Theologian and founder of Liberal Judaism in England. Montefiore, scion of a prominent Anglo-Jewish family, studied at Balliol College, Oxford, where he came under the influence of Benjamin Jowett’s religious modernism, and at the Hochschule in Berlin, where he met a fellow-student, Solomon Schechter, whom he brought to England to act as his private tutor in Rabbinics. Montefiore founded the radical Reform movement Jewish Religious Union in 1902, which led to the establishment of the Liberal Jewish Synagogue in 1911. Montefiore, determinedly anti-Zionist in the belief that this movement is detrimental to Jewish universalism, tried, in his capacity as president of the Anglo-Jewish Association (1895-1921), to prevent the signing of the Balfour Declaration.
Originally published as entry in the Blackwell Companion to Jewish Culture: from the Eighteenth Century to the Present (Blackwell Publishing: 1990) or EJ. vol. 12: 268-9.
Montefiore, Claude Joseph Goldsmid (1858-1938)

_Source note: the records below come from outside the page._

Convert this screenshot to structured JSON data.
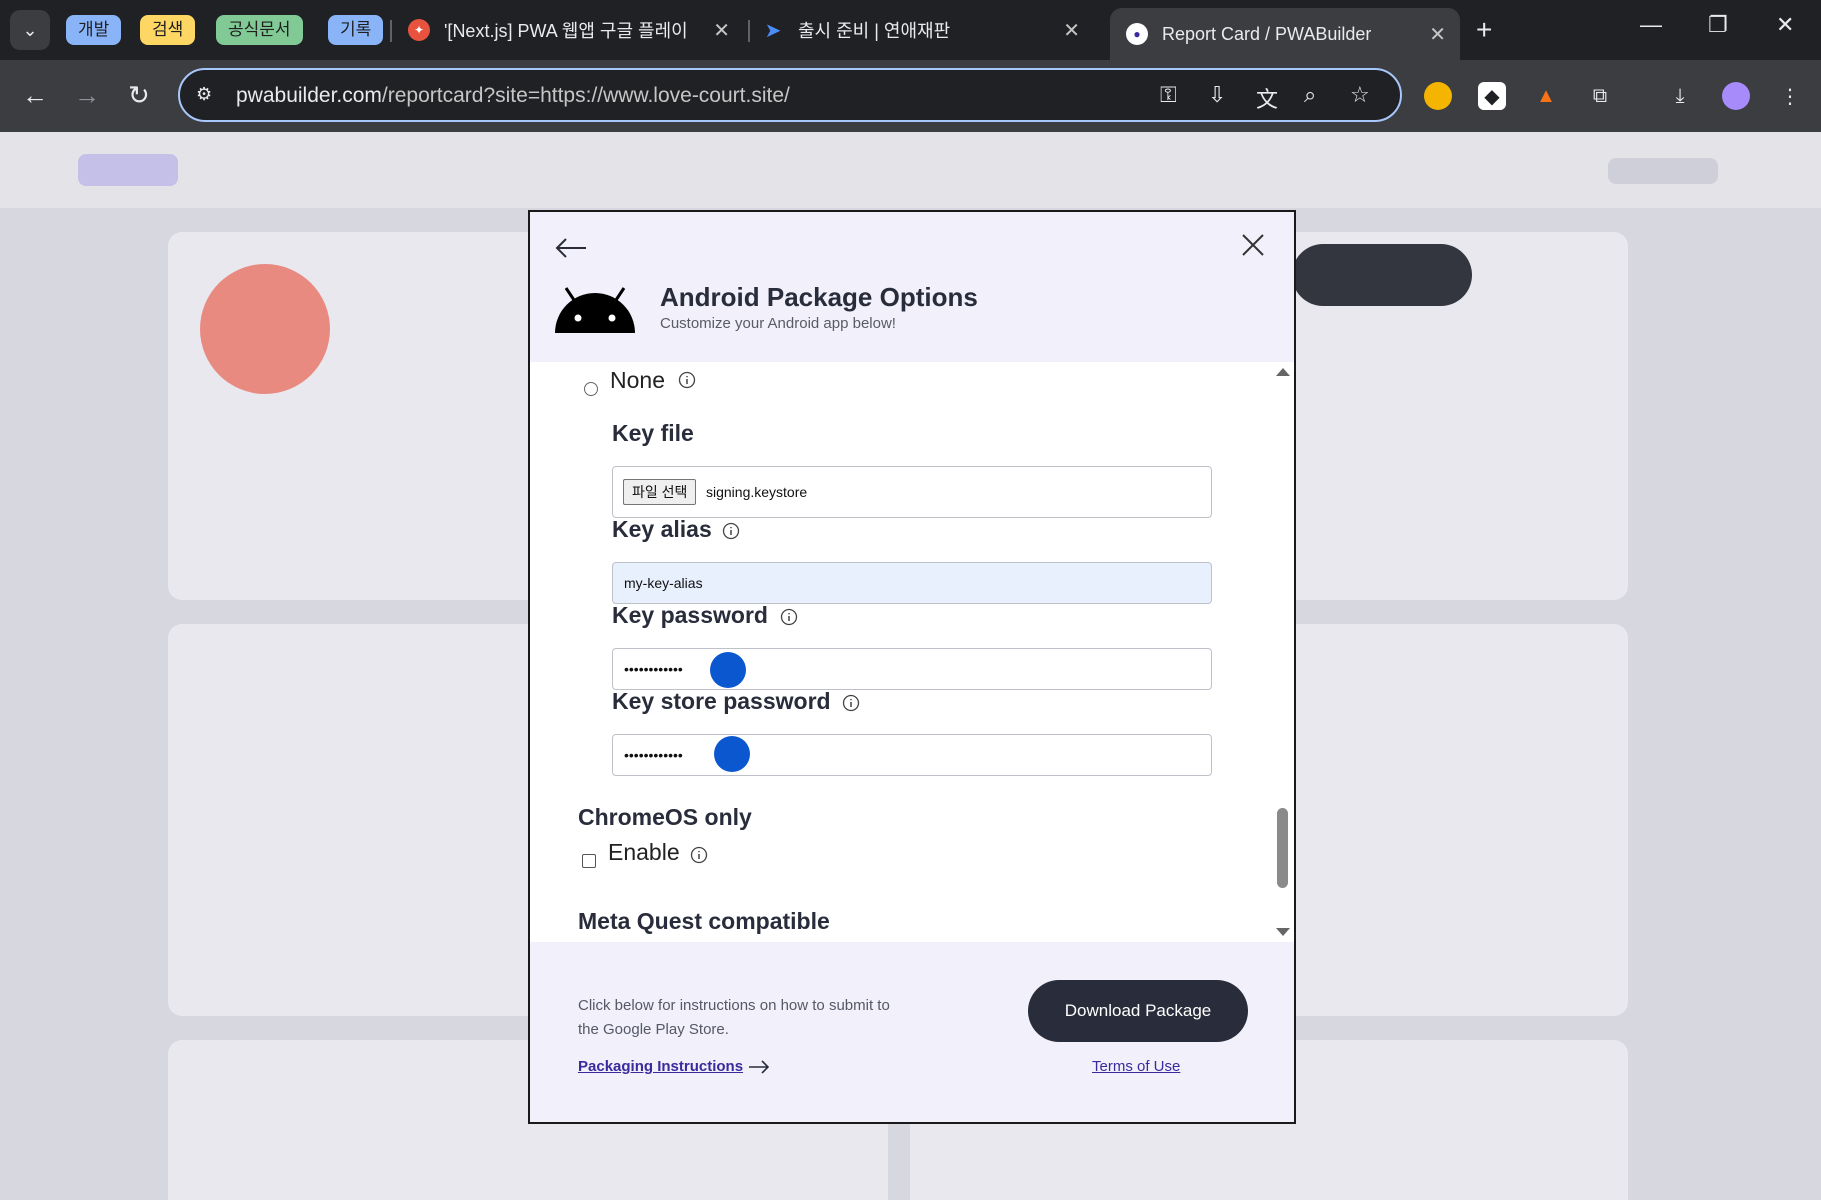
{
  "browser": {
    "tab_groups": [
      {
        "label": "개발",
        "color": "#8ab4f8"
      },
      {
        "label": "검색",
        "color": "#fdd663"
      },
      {
        "label": "공식문서",
        "color": "#81c995"
      },
      {
        "label": "기록",
        "color": "#8ab4f8"
      }
    ],
    "tabs": [
      {
        "title": "'[Next.js] PWA 웹앱 구글 플레이",
        "active": false
      },
      {
        "title": "출시 준비 | 연애재판",
        "active": false
      },
      {
        "title": "Report Card / PWABuilder",
        "active": true
      }
    ],
    "url_host": "pwabuilder.com",
    "url_rest": "/reportcard?site=https://www.love-court.site/"
  },
  "modal": {
    "title": "Android Package Options",
    "subtitle": "Customize your Android app below!",
    "signing": {
      "none_label": "None",
      "key_file_label": "Key file",
      "file_button": "파일 선택",
      "file_name": "signing.keystore",
      "key_alias_label": "Key alias",
      "key_alias_value": "my-key-alias",
      "key_password_label": "Key password",
      "key_password_value": "••••••••••••",
      "key_store_password_label": "Key store password",
      "key_store_password_value": "••••••••••••"
    },
    "chromeos": {
      "section": "ChromeOS only",
      "enable_label": "Enable"
    },
    "meta_quest": {
      "section": "Meta Quest compatible"
    },
    "footer": {
      "instructions_text": "Click below for instructions on how to submit to the Google Play Store.",
      "packaging_link": "Packaging Instructions",
      "download_button": "Download Package",
      "terms_link": "Terms of Use"
    }
  },
  "colors": {
    "accent": "#292c3a",
    "link": "#3a2b9c",
    "header_bg": "#f1f0fb",
    "cursor": "#0b57d0"
  }
}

Among Montefiore’s works are Bible for Home Reading (1897-9), The Synoptic Gospels (1909), Rabbinic Literature and Gospel Teaching (1930), and, in collaboration with the Orthodox scholar Herbert Loewe, A Rabbinic Anthology (1938). Montefiore’s work on the New Testament led him to the belief that, in certain respects, the Christian ethic is superior to the Jewish, and in looking forward to the day when the best in both religions (and in other religions) will be combined. But he never contemplated accepting the doctrinal claims of Christianity and steadfastly refused to place the New Testament in any way on a par with the Old. Montefiore also sought to demonstrate that the acceptance of biblical criticism need not lead to any rejection of the Hebrew Bible as devotional literature of the highest order. In Montefiore’s view, the greatest contribution to civilization made by the Jews was in keeping theism alive in the life of ordinary Jews throughout the ages.
Cohen, Some Recollections of C. G. Montefiore (London: Faber and Faber, 1940) Jacob, W.: Judaism 19 no. 3 (1970) 328-41